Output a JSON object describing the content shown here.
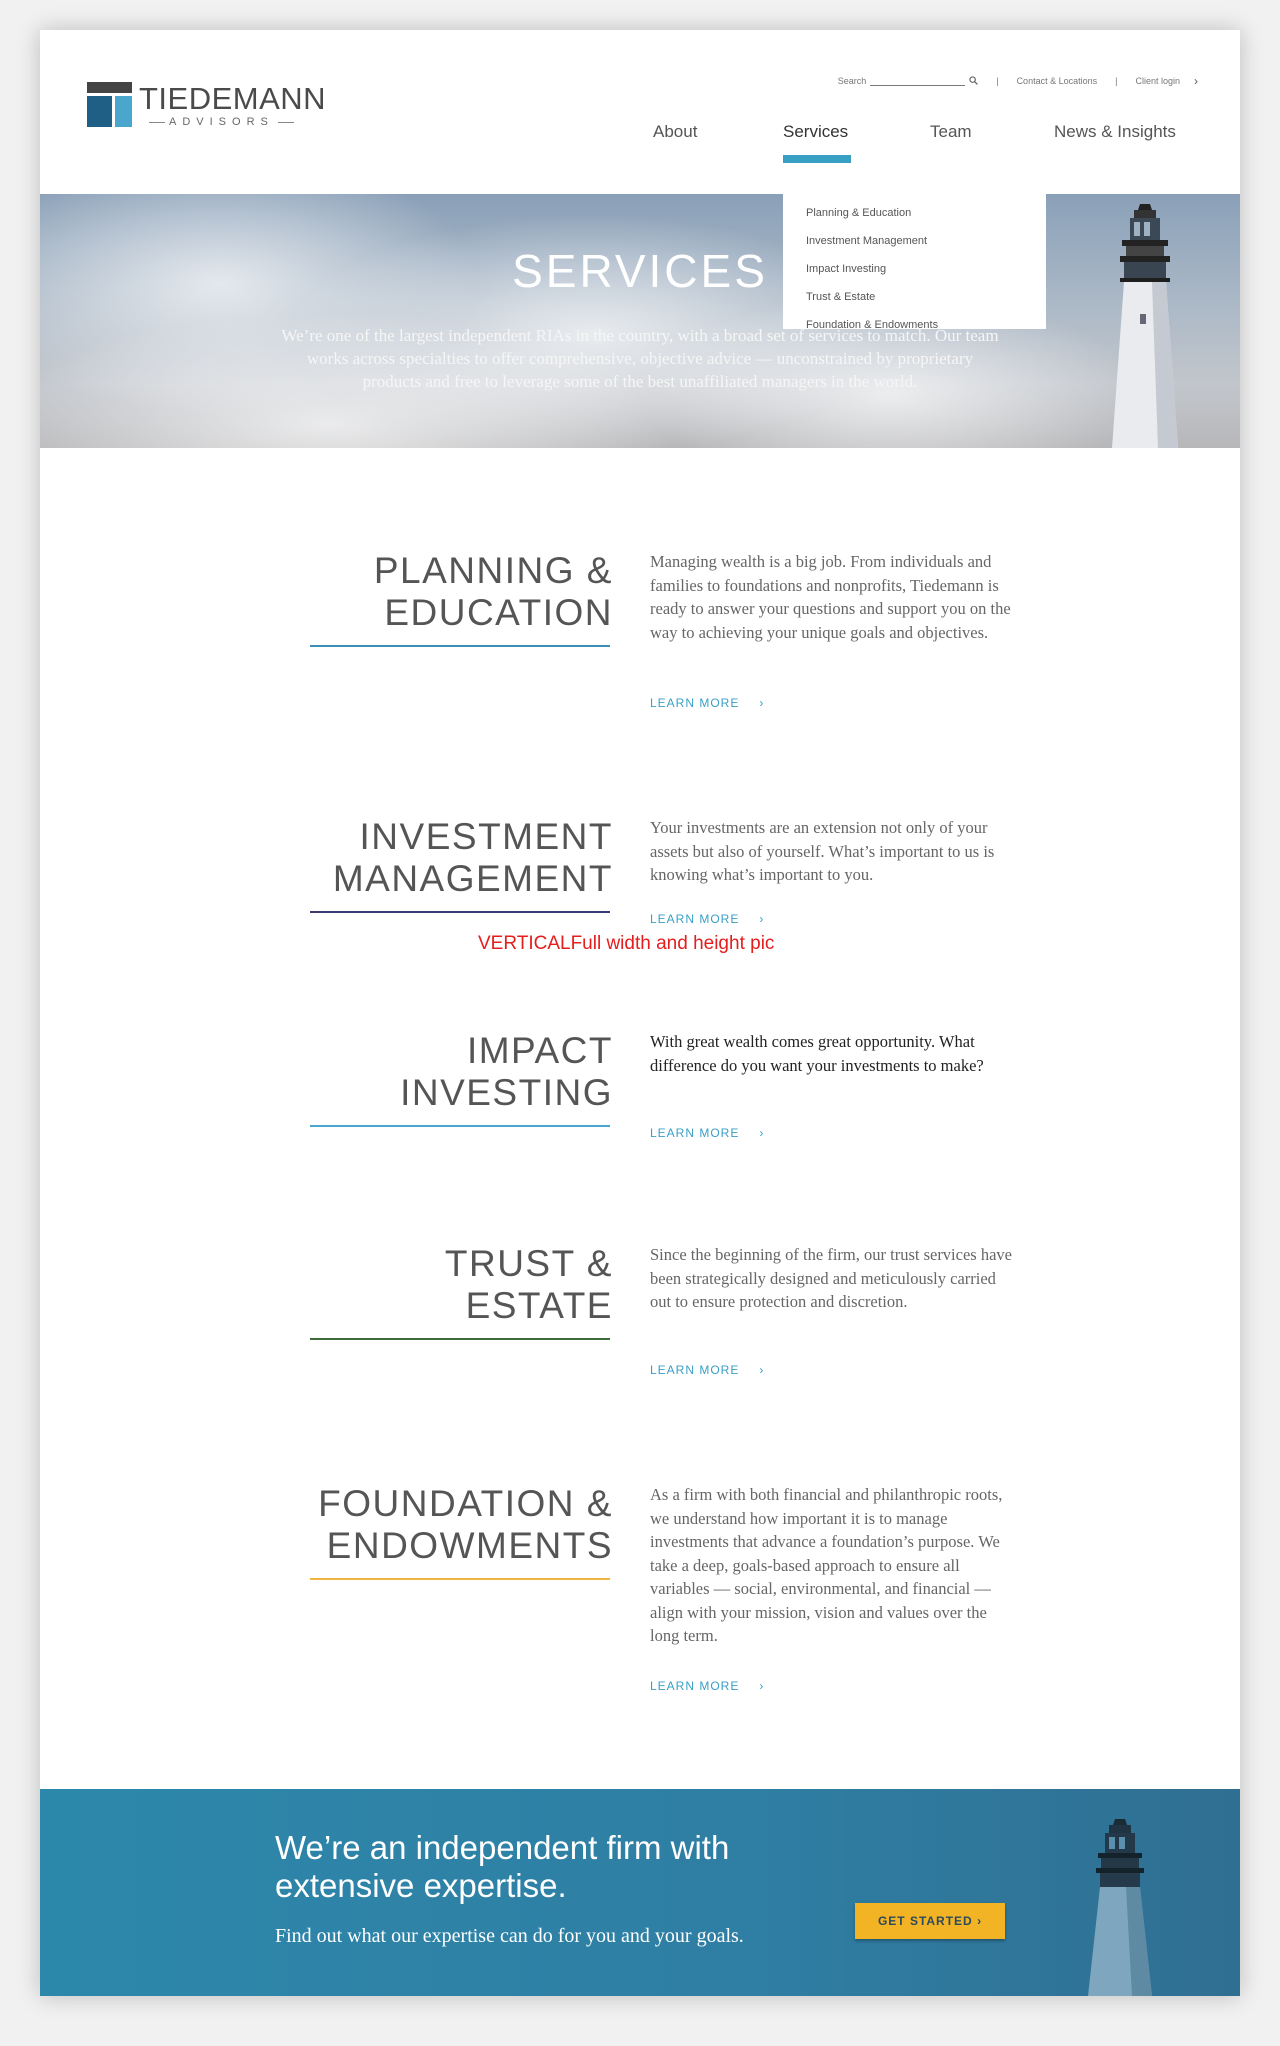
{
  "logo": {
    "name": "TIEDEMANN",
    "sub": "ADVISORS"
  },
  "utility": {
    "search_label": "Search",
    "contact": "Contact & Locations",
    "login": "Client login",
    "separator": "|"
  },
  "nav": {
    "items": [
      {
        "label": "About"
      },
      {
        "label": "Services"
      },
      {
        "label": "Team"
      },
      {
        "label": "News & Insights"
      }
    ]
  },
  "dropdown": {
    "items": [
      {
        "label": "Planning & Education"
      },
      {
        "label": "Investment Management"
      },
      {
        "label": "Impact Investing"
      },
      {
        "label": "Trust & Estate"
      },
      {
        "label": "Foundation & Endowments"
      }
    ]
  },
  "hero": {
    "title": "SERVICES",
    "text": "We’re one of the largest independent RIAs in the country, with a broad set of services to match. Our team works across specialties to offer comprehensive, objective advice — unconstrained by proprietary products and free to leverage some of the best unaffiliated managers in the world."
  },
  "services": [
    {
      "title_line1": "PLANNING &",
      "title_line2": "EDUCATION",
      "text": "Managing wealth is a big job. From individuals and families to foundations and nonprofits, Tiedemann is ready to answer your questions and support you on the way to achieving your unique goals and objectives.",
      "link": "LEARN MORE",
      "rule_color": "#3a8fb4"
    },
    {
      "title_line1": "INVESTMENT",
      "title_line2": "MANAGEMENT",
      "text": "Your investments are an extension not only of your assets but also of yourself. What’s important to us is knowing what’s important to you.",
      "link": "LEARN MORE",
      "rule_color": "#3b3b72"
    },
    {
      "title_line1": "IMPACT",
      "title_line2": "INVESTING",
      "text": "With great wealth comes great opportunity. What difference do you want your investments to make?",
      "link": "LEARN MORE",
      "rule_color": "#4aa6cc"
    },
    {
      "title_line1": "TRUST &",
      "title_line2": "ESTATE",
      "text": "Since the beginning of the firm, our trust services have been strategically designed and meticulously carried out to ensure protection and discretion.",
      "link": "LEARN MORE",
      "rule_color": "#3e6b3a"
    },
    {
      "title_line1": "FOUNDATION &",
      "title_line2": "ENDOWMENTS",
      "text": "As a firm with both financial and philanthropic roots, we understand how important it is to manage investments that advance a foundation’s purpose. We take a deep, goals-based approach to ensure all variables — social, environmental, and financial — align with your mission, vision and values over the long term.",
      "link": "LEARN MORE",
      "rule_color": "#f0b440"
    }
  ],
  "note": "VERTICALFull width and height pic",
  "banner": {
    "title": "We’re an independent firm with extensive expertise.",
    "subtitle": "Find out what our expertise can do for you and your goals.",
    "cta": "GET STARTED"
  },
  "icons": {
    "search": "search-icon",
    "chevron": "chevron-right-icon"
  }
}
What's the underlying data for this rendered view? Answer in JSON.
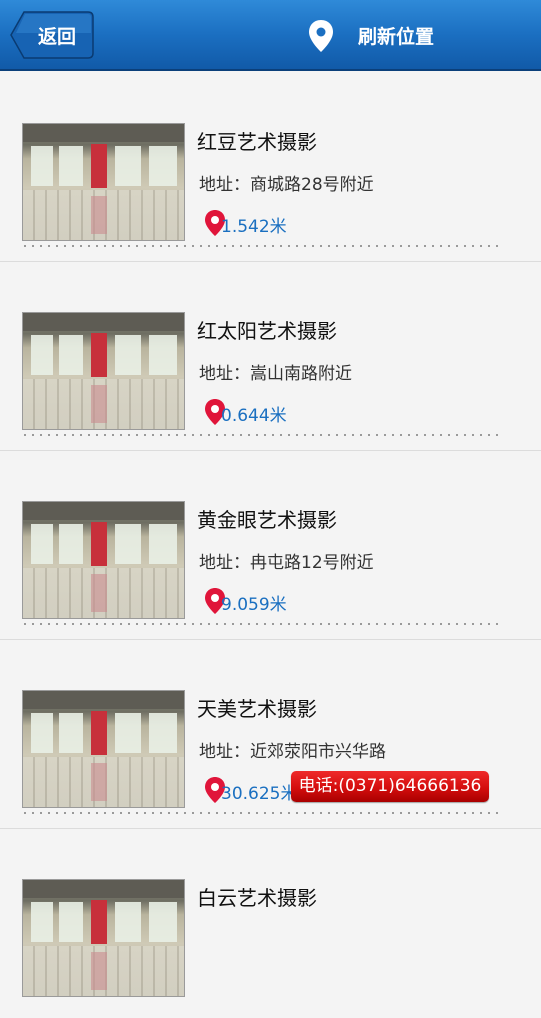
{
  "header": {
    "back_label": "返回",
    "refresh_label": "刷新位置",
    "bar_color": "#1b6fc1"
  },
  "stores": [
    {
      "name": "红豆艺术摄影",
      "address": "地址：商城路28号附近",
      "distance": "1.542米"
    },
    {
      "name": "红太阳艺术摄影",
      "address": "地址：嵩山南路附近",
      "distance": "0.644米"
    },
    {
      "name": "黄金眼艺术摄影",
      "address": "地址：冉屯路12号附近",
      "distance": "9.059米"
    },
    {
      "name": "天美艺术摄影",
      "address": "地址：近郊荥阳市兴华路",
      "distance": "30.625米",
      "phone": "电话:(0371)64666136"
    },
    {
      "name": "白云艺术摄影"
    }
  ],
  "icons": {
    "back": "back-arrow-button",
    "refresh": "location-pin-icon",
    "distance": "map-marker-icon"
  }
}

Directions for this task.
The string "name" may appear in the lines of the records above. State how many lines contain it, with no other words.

Response to the task.
6